Task details: Restate each record word for word, omitting whatever pictures it holds.

---------- Material for the task

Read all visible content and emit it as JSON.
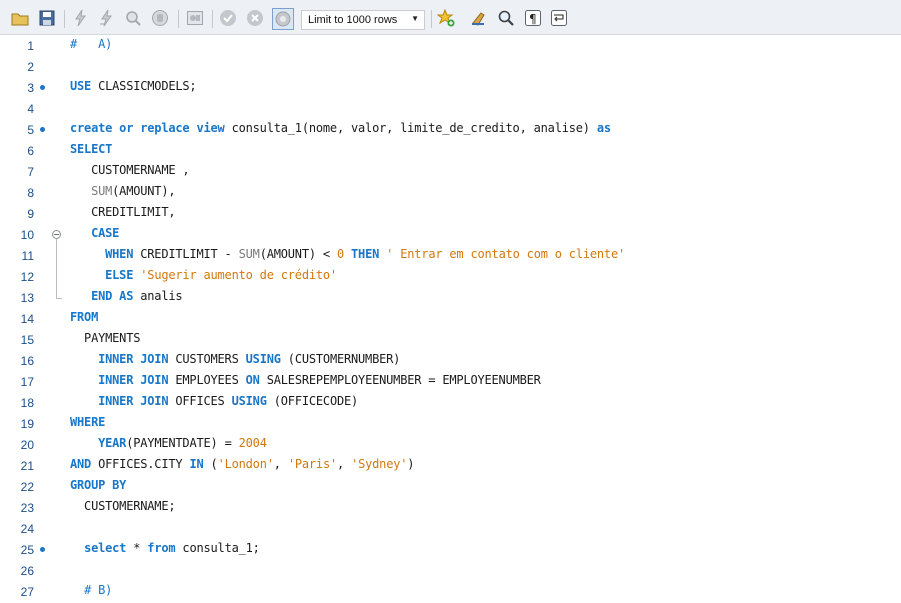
{
  "toolbar": {
    "limit_select_value": "Limit to 1000 rows"
  },
  "editor": {
    "lines": [
      {
        "n": "1",
        "dot": false,
        "tokens": [
          {
            "t": "#   A)",
            "c": "cm"
          }
        ]
      },
      {
        "n": "2",
        "dot": false,
        "tokens": []
      },
      {
        "n": "3",
        "dot": true,
        "tokens": [
          {
            "t": "USE",
            "c": "kw"
          },
          {
            "t": " CLASSICMODELS;",
            "c": ""
          }
        ]
      },
      {
        "n": "4",
        "dot": false,
        "tokens": []
      },
      {
        "n": "5",
        "dot": true,
        "tokens": [
          {
            "t": "create or replace view",
            "c": "kw"
          },
          {
            "t": " consulta_1(nome, valor, limite_de_credito, analise) ",
            "c": ""
          },
          {
            "t": "as",
            "c": "kw"
          }
        ]
      },
      {
        "n": "6",
        "dot": false,
        "tokens": [
          {
            "t": "SELECT",
            "c": "kw"
          }
        ]
      },
      {
        "n": "7",
        "dot": false,
        "tokens": [
          {
            "t": "   CUSTOMERNAME ,",
            "c": ""
          }
        ]
      },
      {
        "n": "8",
        "dot": false,
        "tokens": [
          {
            "t": "   ",
            "c": ""
          },
          {
            "t": "SUM",
            "c": "fn"
          },
          {
            "t": "(AMOUNT),",
            "c": ""
          }
        ]
      },
      {
        "n": "9",
        "dot": false,
        "tokens": [
          {
            "t": "   CREDITLIMIT,",
            "c": ""
          }
        ]
      },
      {
        "n": "10",
        "dot": false,
        "fold": "start",
        "tokens": [
          {
            "t": "   ",
            "c": ""
          },
          {
            "t": "CASE",
            "c": "kw"
          }
        ]
      },
      {
        "n": "11",
        "dot": false,
        "tokens": [
          {
            "t": "     ",
            "c": ""
          },
          {
            "t": "WHEN",
            "c": "kw"
          },
          {
            "t": " CREDITLIMIT - ",
            "c": ""
          },
          {
            "t": "SUM",
            "c": "fn"
          },
          {
            "t": "(AMOUNT) < ",
            "c": ""
          },
          {
            "t": "0",
            "c": "num"
          },
          {
            "t": " ",
            "c": ""
          },
          {
            "t": "THEN",
            "c": "kw"
          },
          {
            "t": " ",
            "c": ""
          },
          {
            "t": "' Entrar em contato com o cliente'",
            "c": "str"
          }
        ]
      },
      {
        "n": "12",
        "dot": false,
        "tokens": [
          {
            "t": "     ",
            "c": ""
          },
          {
            "t": "ELSE",
            "c": "kw"
          },
          {
            "t": " ",
            "c": ""
          },
          {
            "t": "'Sugerir aumento de crédito'",
            "c": "str"
          }
        ]
      },
      {
        "n": "13",
        "dot": false,
        "fold": "end",
        "tokens": [
          {
            "t": "   ",
            "c": ""
          },
          {
            "t": "END AS",
            "c": "kw"
          },
          {
            "t": " analis",
            "c": ""
          }
        ]
      },
      {
        "n": "14",
        "dot": false,
        "tokens": [
          {
            "t": "FROM",
            "c": "kw"
          }
        ]
      },
      {
        "n": "15",
        "dot": false,
        "tokens": [
          {
            "t": "  PAYMENTS",
            "c": ""
          }
        ]
      },
      {
        "n": "16",
        "dot": false,
        "tokens": [
          {
            "t": "    ",
            "c": ""
          },
          {
            "t": "INNER JOIN",
            "c": "kw"
          },
          {
            "t": " CUSTOMERS ",
            "c": ""
          },
          {
            "t": "USING",
            "c": "kw"
          },
          {
            "t": " (CUSTOMERNUMBER)",
            "c": ""
          }
        ]
      },
      {
        "n": "17",
        "dot": false,
        "tokens": [
          {
            "t": "    ",
            "c": ""
          },
          {
            "t": "INNER JOIN",
            "c": "kw"
          },
          {
            "t": " EMPLOYEES ",
            "c": ""
          },
          {
            "t": "ON",
            "c": "kw"
          },
          {
            "t": " SALESREPEMPLOYEENUMBER = EMPLOYEENUMBER",
            "c": ""
          }
        ]
      },
      {
        "n": "18",
        "dot": false,
        "tokens": [
          {
            "t": "    ",
            "c": ""
          },
          {
            "t": "INNER JOIN",
            "c": "kw"
          },
          {
            "t": " OFFICES ",
            "c": ""
          },
          {
            "t": "USING",
            "c": "kw"
          },
          {
            "t": " (OFFICECODE)",
            "c": ""
          }
        ]
      },
      {
        "n": "19",
        "dot": false,
        "tokens": [
          {
            "t": "WHERE",
            "c": "kw"
          }
        ]
      },
      {
        "n": "20",
        "dot": false,
        "tokens": [
          {
            "t": "    ",
            "c": ""
          },
          {
            "t": "YEAR",
            "c": "kw"
          },
          {
            "t": "(PAYMENTDATE) = ",
            "c": ""
          },
          {
            "t": "2004",
            "c": "num"
          }
        ]
      },
      {
        "n": "21",
        "dot": false,
        "tokens": [
          {
            "t": "AND",
            "c": "kw"
          },
          {
            "t": " OFFICES.CITY ",
            "c": ""
          },
          {
            "t": "IN",
            "c": "kw"
          },
          {
            "t": " (",
            "c": ""
          },
          {
            "t": "'London'",
            "c": "str"
          },
          {
            "t": ", ",
            "c": ""
          },
          {
            "t": "'Paris'",
            "c": "str"
          },
          {
            "t": ", ",
            "c": ""
          },
          {
            "t": "'Sydney'",
            "c": "str"
          },
          {
            "t": ")",
            "c": ""
          }
        ]
      },
      {
        "n": "22",
        "dot": false,
        "tokens": [
          {
            "t": "GROUP BY",
            "c": "kw"
          }
        ]
      },
      {
        "n": "23",
        "dot": false,
        "tokens": [
          {
            "t": "  CUSTOMERNAME;",
            "c": ""
          }
        ]
      },
      {
        "n": "24",
        "dot": false,
        "tokens": []
      },
      {
        "n": "25",
        "dot": true,
        "tokens": [
          {
            "t": "  ",
            "c": ""
          },
          {
            "t": "select",
            "c": "kw"
          },
          {
            "t": " * ",
            "c": ""
          },
          {
            "t": "from",
            "c": "kw"
          },
          {
            "t": " consulta_1;",
            "c": ""
          }
        ]
      },
      {
        "n": "26",
        "dot": false,
        "tokens": []
      },
      {
        "n": "27",
        "dot": false,
        "tokens": [
          {
            "t": "  ",
            "c": ""
          },
          {
            "t": "# B)",
            "c": "cm"
          }
        ]
      }
    ]
  }
}
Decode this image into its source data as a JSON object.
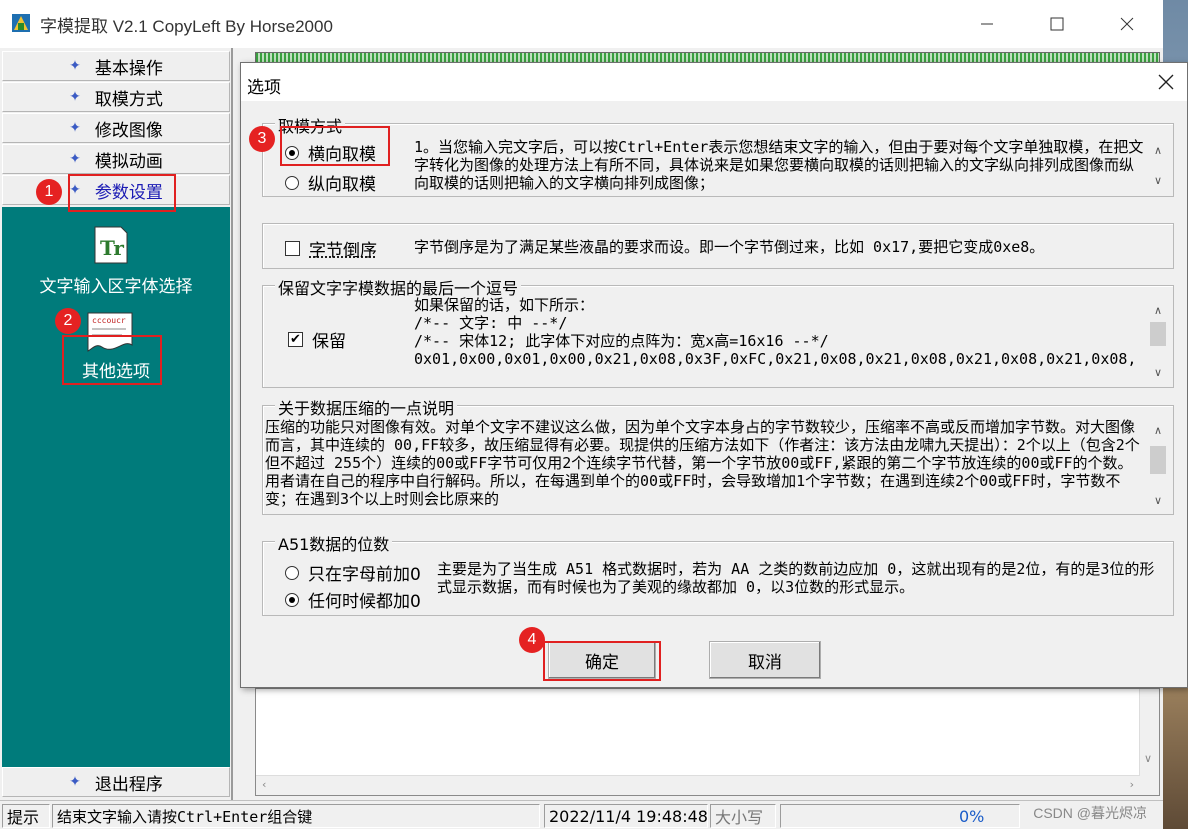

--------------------

Your response:
Read all visible content and emit it as JSON.
{
  "toolbar": {
    "limit_select_value": "Limit to 1000 rows"
  },
  "editor": {
    "lines": [
      {
        "n": "1",
        "dot": false,
        "tokens": [
          {
            "t": "#   A)",
            "c": "cm"
          }
        ]
      },
      {
        "n": "2",
        "dot": false,
        "tokens": []
      },
      {
        "n": "3",
        "dot": true,
        "tokens": [
          {
            "t": "USE",
            "c": "kw"
          },
          {
            "t": " CLASSICMODELS;",
            "c": ""
          }
        ]
      },
      {
        "n": "4",
        "dot": false,
        "tokens": []
      },
      {
        "n": "5",
        "dot": true,
        "tokens": [
          {
            "t": "create or replace view",
            "c": "kw"
          },
          {
            "t": " consulta_1(nome, valor, limite_de_credito, analise) ",
            "c": ""
          },
          {
            "t": "as",
            "c": "kw"
          }
        ]
      },
      {
        "n": "6",
        "dot": false,
        "tokens": [
          {
            "t": "SELECT",
            "c": "kw"
          }
        ]
      },
      {
        "n": "7",
        "dot": false,
        "tokens": [
          {
            "t": "   CUSTOMERNAME ,",
            "c": ""
          }
        ]
      },
      {
        "n": "8",
        "dot": false,
        "tokens": [
          {
            "t": "   ",
            "c": ""
          },
          {
            "t": "SUM",
            "c": "fn"
          },
          {
            "t": "(AMOUNT),",
            "c": ""
          }
        ]
      },
      {
        "n": "9",
        "dot": false,
        "tokens": [
          {
            "t": "   CREDITLIMIT,",
            "c": ""
          }
        ]
      },
      {
        "n": "10",
        "dot": false,
        "fold": "start",
        "tokens": [
          {
            "t": "   ",
            "c": ""
          },
          {
            "t": "CASE",
            "c": "kw"
          }
        ]
      },
      {
        "n": "11",
        "dot": false,
        "tokens": [
          {
            "t": "     ",
            "c": ""
          },
          {
            "t": "WHEN",
            "c": "kw"
          },
          {
            "t": " CREDITLIMIT - ",
            "c": ""
          },
          {
            "t": "SUM",
            "c": "fn"
          },
          {
            "t": "(AMOUNT) < ",
            "c": ""
          },
          {
            "t": "0",
            "c": "num"
          },
          {
            "t": " ",
            "c": ""
          },
          {
            "t": "THEN",
            "c": "kw"
          },
          {
            "t": " ",
            "c": ""
          },
          {
            "t": "' Entrar em contato com o cliente'",
            "c": "str"
          }
        ]
      },
      {
        "n": "12",
        "dot": false,
        "tokens": [
          {
            "t": "     ",
            "c": ""
          },
          {
            "t": "ELSE",
            "c": "kw"
          },
          {
            "t": " ",
            "c": ""
          },
          {
            "t": "'Sugerir aumento de crédito'",
            "c": "str"
          }
        ]
      },
      {
        "n": "13",
        "dot": false,
        "fold": "end",
        "tokens": [
          {
            "t": "   ",
            "c": ""
          },
          {
            "t": "END AS",
            "c": "kw"
          },
          {
            "t": " analis",
            "c": ""
          }
        ]
      },
      {
        "n": "14",
        "dot": false,
        "tokens": [
          {
            "t": "FROM",
            "c": "kw"
          }
        ]
      },
      {
        "n": "15",
        "dot": false,
        "tokens": [
          {
            "t": "  PAYMENTS",
            "c": ""
          }
        ]
      },
      {
        "n": "16",
        "dot": false,
        "tokens": [
          {
            "t": "    ",
            "c": ""
          },
          {
            "t": "INNER JOIN",
            "c": "kw"
          },
          {
            "t": " CUSTOMERS ",
            "c": ""
          },
          {
            "t": "USING",
            "c": "kw"
          },
          {
            "t": " (CUSTOMERNUMBER)",
            "c": ""
          }
        ]
      },
      {
        "n": "17",
        "dot": false,
        "tokens": [
          {
            "t": "    ",
            "c": ""
          },
          {
            "t": "INNER JOIN",
            "c": "kw"
          },
          {
            "t": " EMPLOYEES ",
            "c": ""
          },
          {
            "t": "ON",
            "c": "kw"
          },
          {
            "t": " SALESREPEMPLOYEENUMBER = EMPLOYEENUMBER",
            "c": ""
          }
        ]
      },
      {
        "n": "18",
        "dot": false,
        "tokens": [
          {
            "t": "    ",
            "c": ""
          },
          {
            "t": "INNER JOIN",
            "c": "kw"
          },
          {
            "t": " OFFICES ",
            "c": ""
          },
          {
            "t": "USING",
            "c": "kw"
          },
          {
            "t": " (OFFICECODE)",
            "c": ""
          }
        ]
      },
      {
        "n": "19",
        "dot": false,
        "tokens": [
          {
            "t": "WHERE",
            "c": "kw"
          }
        ]
      },
      {
        "n": "20",
        "dot": false,
        "tokens": [
          {
            "t": "    ",
            "c": ""
          },
          {
            "t": "YEAR",
            "c": "kw"
          },
          {
            "t": "(PAYMENTDATE) = ",
            "c": ""
          },
          {
            "t": "2004",
            "c": "num"
          }
        ]
      },
      {
        "n": "21",
        "dot": false,
        "tokens": [
          {
            "t": "AND",
            "c": "kw"
          },
          {
            "t": " OFFICES.CITY ",
            "c": ""
          },
          {
            "t": "IN",
            "c": "kw"
          },
          {
            "t": " (",
            "c": ""
          },
          {
            "t": "'London'",
            "c": "str"
          },
          {
            "t": ", ",
            "c": ""
          },
          {
            "t": "'Paris'",
            "c": "str"
          },
          {
            "t": ", ",
            "c": ""
          },
          {
            "t": "'Sydney'",
            "c": "str"
          },
          {
            "t": ")",
            "c": ""
          }
        ]
      },
      {
        "n": "22",
        "dot": false,
        "tokens": [
          {
            "t": "GROUP BY",
            "c": "kw"
          }
        ]
      },
      {
        "n": "23",
        "dot": false,
        "tokens": [
          {
            "t": "  CUSTOMERNAME;",
            "c": ""
          }
        ]
      },
      {
        "n": "24",
        "dot": false,
        "tokens": []
      },
      {
        "n": "25",
        "dot": true,
        "tokens": [
          {
            "t": "  ",
            "c": ""
          },
          {
            "t": "select",
            "c": "kw"
          },
          {
            "t": " * ",
            "c": ""
          },
          {
            "t": "from",
            "c": "kw"
          },
          {
            "t": " consulta_1;",
            "c": ""
          }
        ]
      },
      {
        "n": "26",
        "dot": false,
        "tokens": []
      },
      {
        "n": "27",
        "dot": false,
        "tokens": [
          {
            "t": "  ",
            "c": ""
          },
          {
            "t": "# B)",
            "c": "cm"
          }
        ]
      }
    ]
  }
}
Decode this image into its source data as a JSON object.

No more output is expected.